A common misunderstanding of Catholic moral teaching is that it is primarily articulated through religious or dogmatic formulas. While none of it is inconsistent with Scripture or tradition, our moral exhortation has always sought to persuade a wider audience than the Sunday congregation, recognizing how profoundly moral principles inform all human relationships, intimate and social, commercial and political.
In our moral teaching, we distinguish a number of factors that define the moral act and — without elaborating on the philosophical technicalities — motives, intentions and consequences do have bearing on the morality or immorality of any human act. A kiss between healthy persons, for example, might be a harmless enough exchange in itself, but, experience confirms, it can be innocent or seductive, a sign of affection or even (considering Judas) a sign of betrayal. The killing of another human being is never a good thing. In the most objective sense, it is an existential evil: one who could live, grow and (even potentially) breathe no longer can. Yet clearly not all killing is murder, as in the case of pure accident —even if the agent of death is human — or in an instance of self-defense when no other alternative is possible.
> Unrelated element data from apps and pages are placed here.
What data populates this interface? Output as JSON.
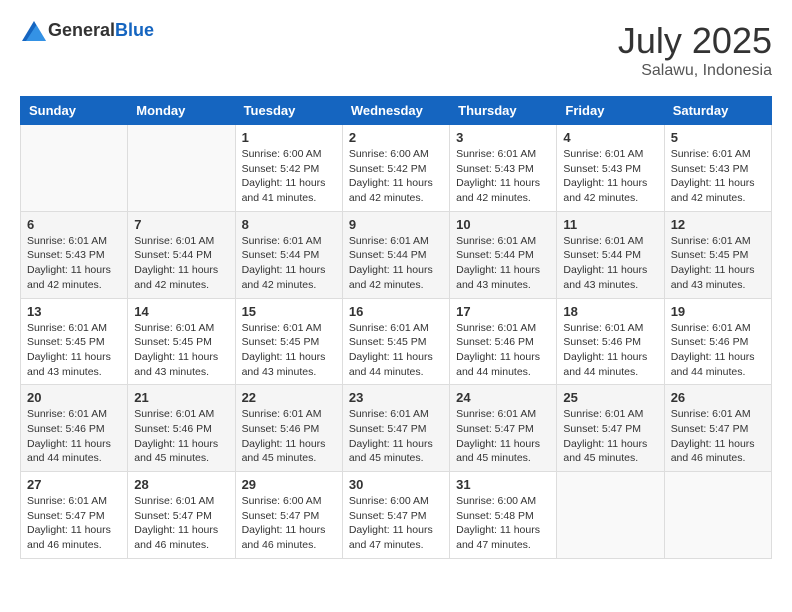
{
  "header": {
    "logo_general": "General",
    "logo_blue": "Blue",
    "month": "July 2025",
    "location": "Salawu, Indonesia"
  },
  "columns": [
    "Sunday",
    "Monday",
    "Tuesday",
    "Wednesday",
    "Thursday",
    "Friday",
    "Saturday"
  ],
  "weeks": [
    [
      {
        "day": "",
        "info": ""
      },
      {
        "day": "",
        "info": ""
      },
      {
        "day": "1",
        "info": "Sunrise: 6:00 AM\nSunset: 5:42 PM\nDaylight: 11 hours and 41 minutes."
      },
      {
        "day": "2",
        "info": "Sunrise: 6:00 AM\nSunset: 5:42 PM\nDaylight: 11 hours and 42 minutes."
      },
      {
        "day": "3",
        "info": "Sunrise: 6:01 AM\nSunset: 5:43 PM\nDaylight: 11 hours and 42 minutes."
      },
      {
        "day": "4",
        "info": "Sunrise: 6:01 AM\nSunset: 5:43 PM\nDaylight: 11 hours and 42 minutes."
      },
      {
        "day": "5",
        "info": "Sunrise: 6:01 AM\nSunset: 5:43 PM\nDaylight: 11 hours and 42 minutes."
      }
    ],
    [
      {
        "day": "6",
        "info": "Sunrise: 6:01 AM\nSunset: 5:43 PM\nDaylight: 11 hours and 42 minutes."
      },
      {
        "day": "7",
        "info": "Sunrise: 6:01 AM\nSunset: 5:44 PM\nDaylight: 11 hours and 42 minutes."
      },
      {
        "day": "8",
        "info": "Sunrise: 6:01 AM\nSunset: 5:44 PM\nDaylight: 11 hours and 42 minutes."
      },
      {
        "day": "9",
        "info": "Sunrise: 6:01 AM\nSunset: 5:44 PM\nDaylight: 11 hours and 42 minutes."
      },
      {
        "day": "10",
        "info": "Sunrise: 6:01 AM\nSunset: 5:44 PM\nDaylight: 11 hours and 43 minutes."
      },
      {
        "day": "11",
        "info": "Sunrise: 6:01 AM\nSunset: 5:44 PM\nDaylight: 11 hours and 43 minutes."
      },
      {
        "day": "12",
        "info": "Sunrise: 6:01 AM\nSunset: 5:45 PM\nDaylight: 11 hours and 43 minutes."
      }
    ],
    [
      {
        "day": "13",
        "info": "Sunrise: 6:01 AM\nSunset: 5:45 PM\nDaylight: 11 hours and 43 minutes."
      },
      {
        "day": "14",
        "info": "Sunrise: 6:01 AM\nSunset: 5:45 PM\nDaylight: 11 hours and 43 minutes."
      },
      {
        "day": "15",
        "info": "Sunrise: 6:01 AM\nSunset: 5:45 PM\nDaylight: 11 hours and 43 minutes."
      },
      {
        "day": "16",
        "info": "Sunrise: 6:01 AM\nSunset: 5:45 PM\nDaylight: 11 hours and 44 minutes."
      },
      {
        "day": "17",
        "info": "Sunrise: 6:01 AM\nSunset: 5:46 PM\nDaylight: 11 hours and 44 minutes."
      },
      {
        "day": "18",
        "info": "Sunrise: 6:01 AM\nSunset: 5:46 PM\nDaylight: 11 hours and 44 minutes."
      },
      {
        "day": "19",
        "info": "Sunrise: 6:01 AM\nSunset: 5:46 PM\nDaylight: 11 hours and 44 minutes."
      }
    ],
    [
      {
        "day": "20",
        "info": "Sunrise: 6:01 AM\nSunset: 5:46 PM\nDaylight: 11 hours and 44 minutes."
      },
      {
        "day": "21",
        "info": "Sunrise: 6:01 AM\nSunset: 5:46 PM\nDaylight: 11 hours and 45 minutes."
      },
      {
        "day": "22",
        "info": "Sunrise: 6:01 AM\nSunset: 5:46 PM\nDaylight: 11 hours and 45 minutes."
      },
      {
        "day": "23",
        "info": "Sunrise: 6:01 AM\nSunset: 5:47 PM\nDaylight: 11 hours and 45 minutes."
      },
      {
        "day": "24",
        "info": "Sunrise: 6:01 AM\nSunset: 5:47 PM\nDaylight: 11 hours and 45 minutes."
      },
      {
        "day": "25",
        "info": "Sunrise: 6:01 AM\nSunset: 5:47 PM\nDaylight: 11 hours and 45 minutes."
      },
      {
        "day": "26",
        "info": "Sunrise: 6:01 AM\nSunset: 5:47 PM\nDaylight: 11 hours and 46 minutes."
      }
    ],
    [
      {
        "day": "27",
        "info": "Sunrise: 6:01 AM\nSunset: 5:47 PM\nDaylight: 11 hours and 46 minutes."
      },
      {
        "day": "28",
        "info": "Sunrise: 6:01 AM\nSunset: 5:47 PM\nDaylight: 11 hours and 46 minutes."
      },
      {
        "day": "29",
        "info": "Sunrise: 6:00 AM\nSunset: 5:47 PM\nDaylight: 11 hours and 46 minutes."
      },
      {
        "day": "30",
        "info": "Sunrise: 6:00 AM\nSunset: 5:47 PM\nDaylight: 11 hours and 47 minutes."
      },
      {
        "day": "31",
        "info": "Sunrise: 6:00 AM\nSunset: 5:48 PM\nDaylight: 11 hours and 47 minutes."
      },
      {
        "day": "",
        "info": ""
      },
      {
        "day": "",
        "info": ""
      }
    ]
  ]
}
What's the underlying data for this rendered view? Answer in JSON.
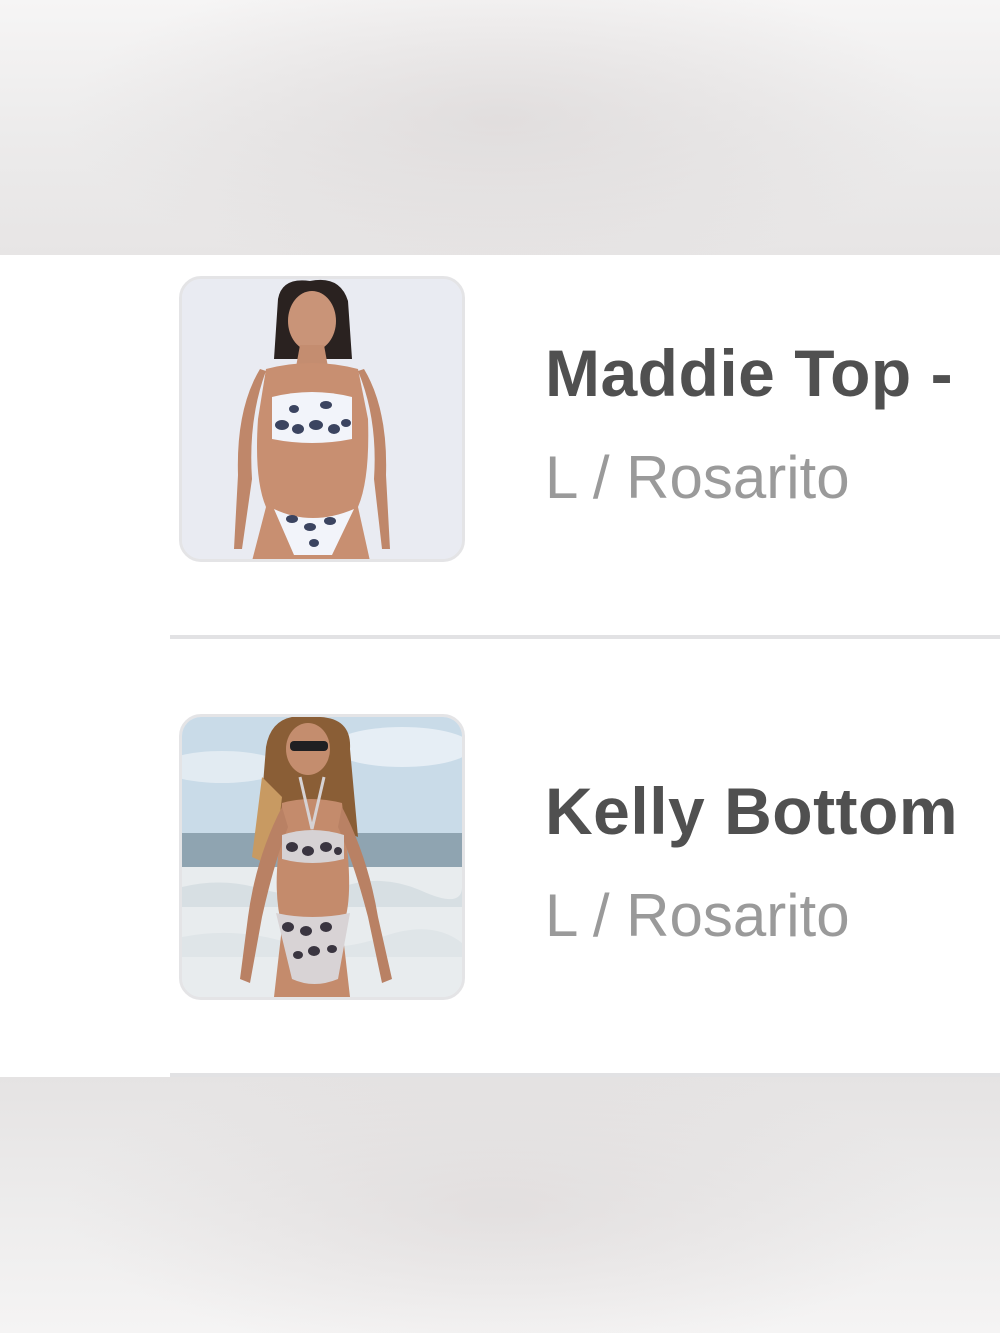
{
  "cart_items": [
    {
      "title": "Maddie Top -",
      "variant": "L / Rosarito",
      "image": "product-photo-model-studio"
    },
    {
      "title": "Kelly Bottom",
      "variant": "L / Rosarito",
      "image": "product-photo-model-beach"
    }
  ],
  "colors": {
    "title": "#505050",
    "variant": "#9a9a9a",
    "divider": "#e2e2e4",
    "thumb_border": "#e4e4e6"
  }
}
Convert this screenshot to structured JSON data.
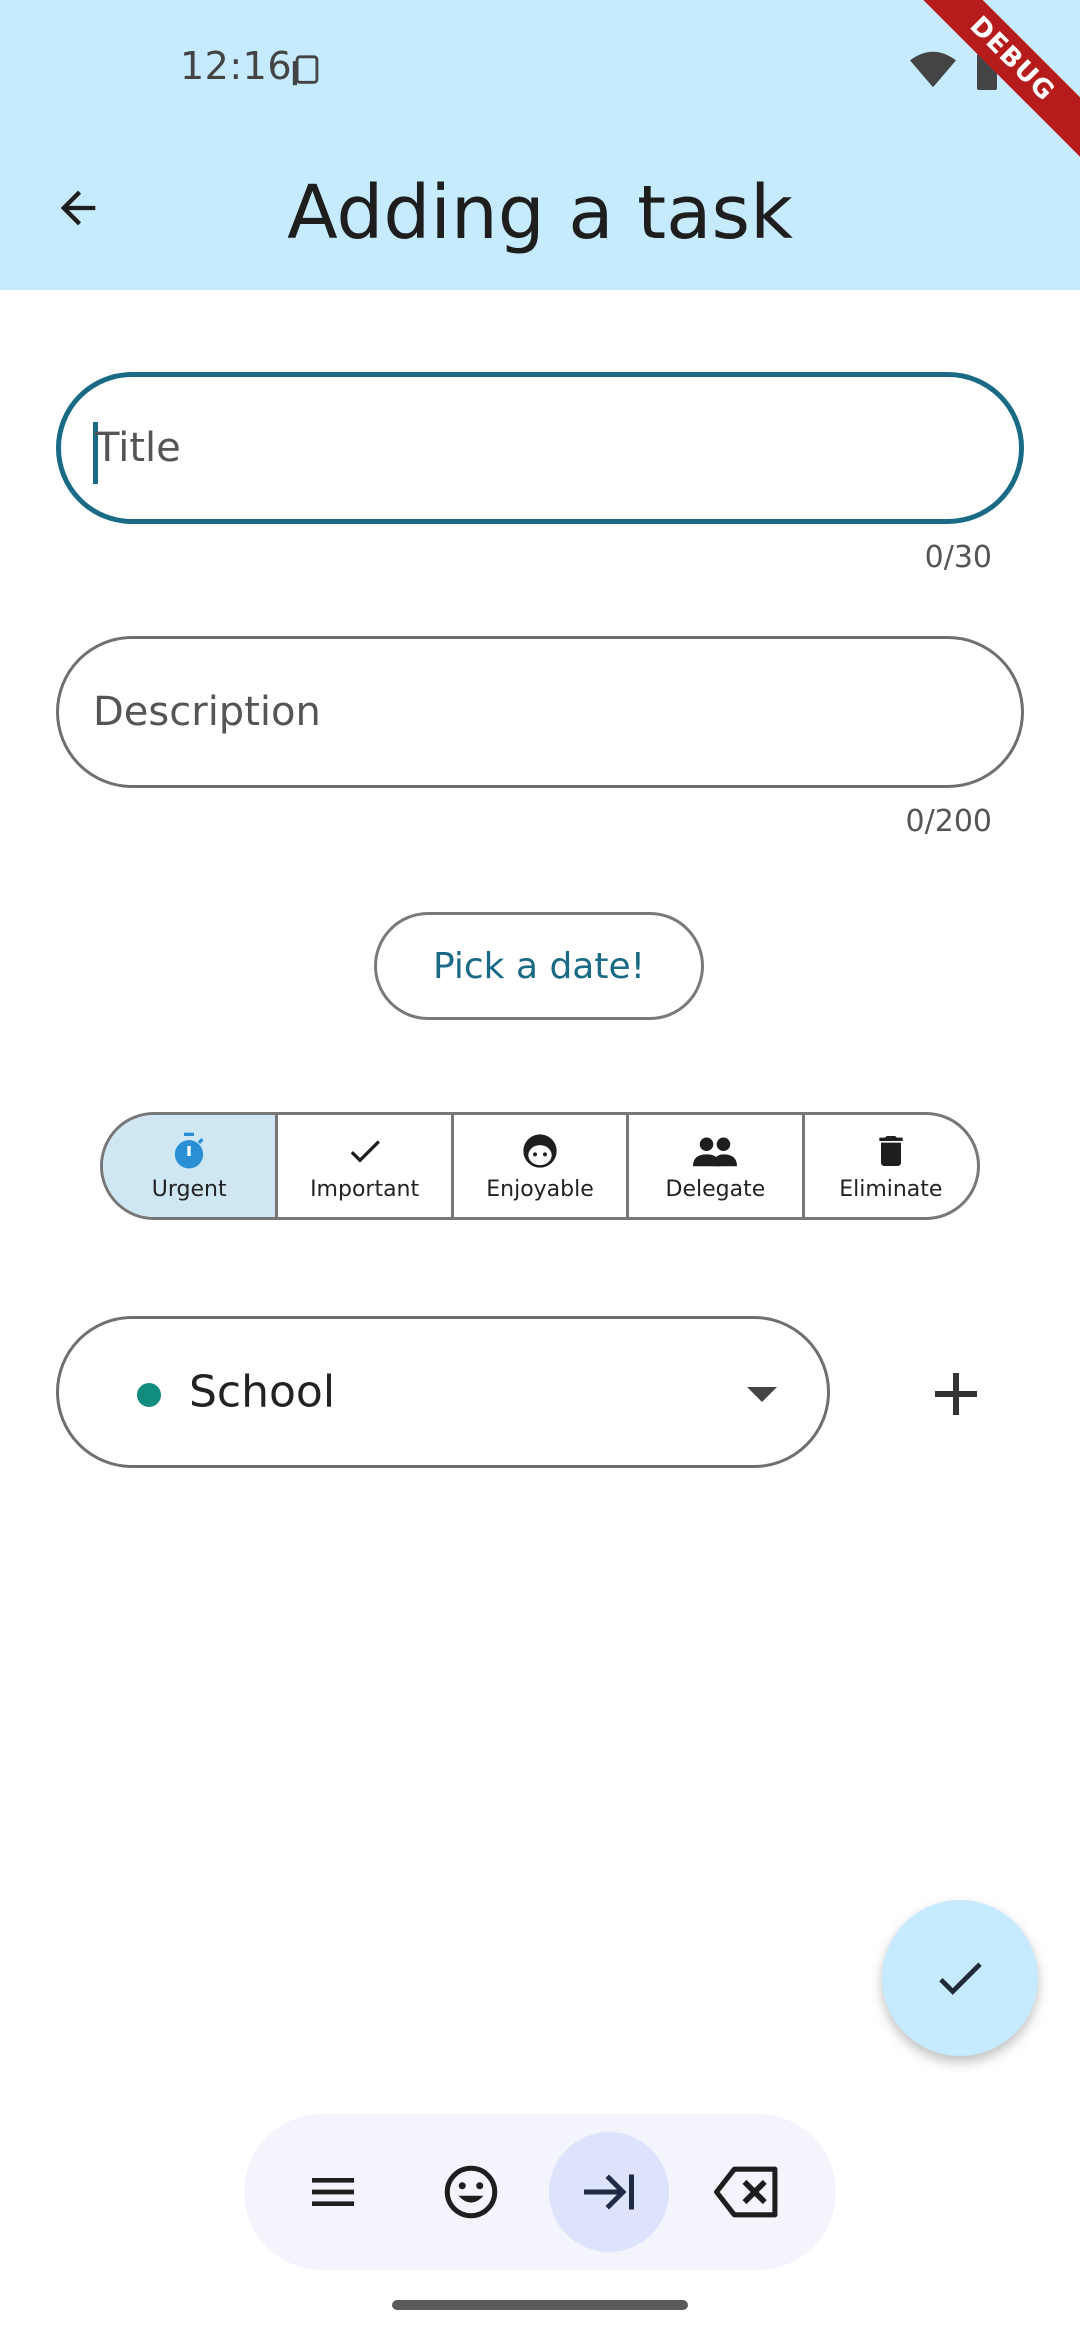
{
  "status_bar": {
    "time": "12:16"
  },
  "debug_ribbon": "DEBUG",
  "app_bar": {
    "title": "Adding a task"
  },
  "form": {
    "title_field": {
      "placeholder": "Title",
      "value": "",
      "counter": "0/30"
    },
    "description_field": {
      "placeholder": "Description",
      "value": "",
      "counter": "0/200"
    },
    "pick_date_label": "Pick a date!",
    "priority_segments": [
      {
        "label": "Urgent",
        "icon": "timer-icon",
        "selected": true
      },
      {
        "label": "Important",
        "icon": "check-icon",
        "selected": false
      },
      {
        "label": "Enjoyable",
        "icon": "face-icon",
        "selected": false
      },
      {
        "label": "Delegate",
        "icon": "people-icon",
        "selected": false
      },
      {
        "label": "Eliminate",
        "icon": "trash-icon",
        "selected": false
      }
    ],
    "category": {
      "value": "School",
      "dot_color": "#128C7E"
    }
  },
  "colors": {
    "accent": "#1a6a86",
    "appbar": "#C6EAFE",
    "selected_segment": "#CFE6F3"
  },
  "keyboard_toolbar": {
    "icons": [
      "menu-icon",
      "emoji-icon",
      "tab-icon",
      "backspace-icon"
    ]
  }
}
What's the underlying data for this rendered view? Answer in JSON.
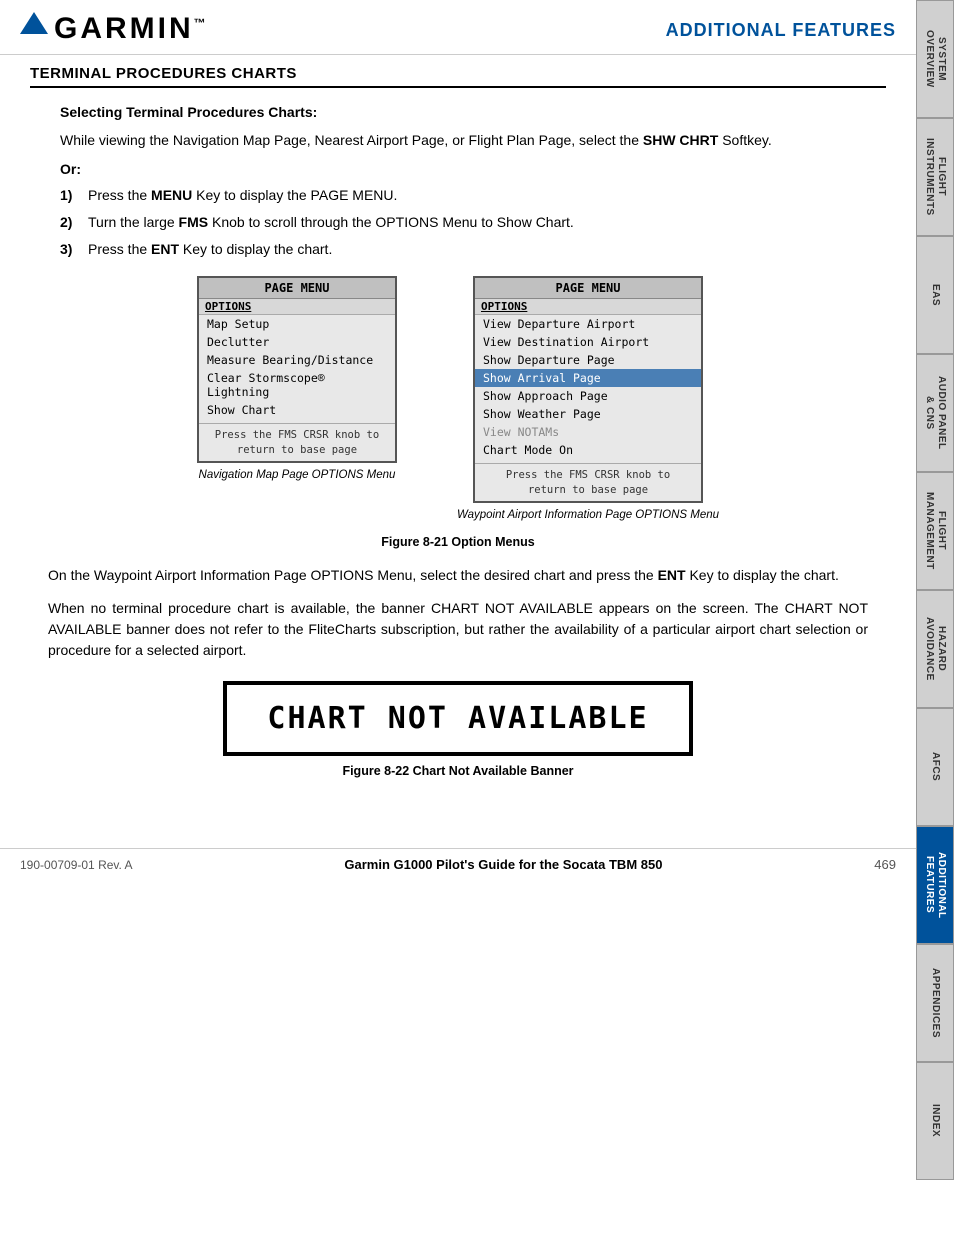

Some actions are so inextricably woven through with the intentions and motives of the actor that it is impossible to claim a moral defense proportionate to the grave immorality of the act. The deliberate taking of an innocent human life is such a case, regardless of at which end of the continuum of that life it might occur. Such acts are intrinsically immoral: The evil within them cannot be washed or “edited” out by any combination of “good” intention, exigency or expediency.
Thus, the taking of a life so as to put that human subject out of his or her misery — as in the case of “mercy killing” or assisted suicided — is never a moral option. Similarly, terminating a pre-born life at any stage of growth is never a morally justifiable “choice.” Public policy that would not only sanction such immorality but proactively force citizens to subsidize it under color of law through taxation or regulation is morally unsustainable. It follows that to support it would be material cooperation with evil and, therefore, sinful.
In “Forming Consciences and Faithful Citizenship,” our bishops instruct: “As Catholics we are not single-issue voters. A candidate’s position on a single issue is not sufficient to guarantee a voter’s support. Yet a candidate’s position on a single issue that involves an intrinsic evil, such as support for legal abortion or the promotion of racism, may legitimately lead a voter to disqualify a candidate from receiving support.”
The foundation of our teaching on the sanctity and inviolability of human life at every stage from conception to natural death needs no clearer specific biblical teaching than the fifth commandment, “Thou shalt not kill.”
Throughout Christian history, abortion has always been condemned. Theologians, for the most part, and the magisterium have based the teaching on more than its biblical foundation, the main one being the nature of the human person.
In recent years, the sciences themselves tend to affirm the “seamless garment” of the continuum of human life. There is no point along it at which the human subject is more or less than human and, therefore, a being of moral worth. To put it another way, human dignity is not measured by the accident of status — race, sex, age, nationality, genetics or self-sustainability. Human life at every stage matters.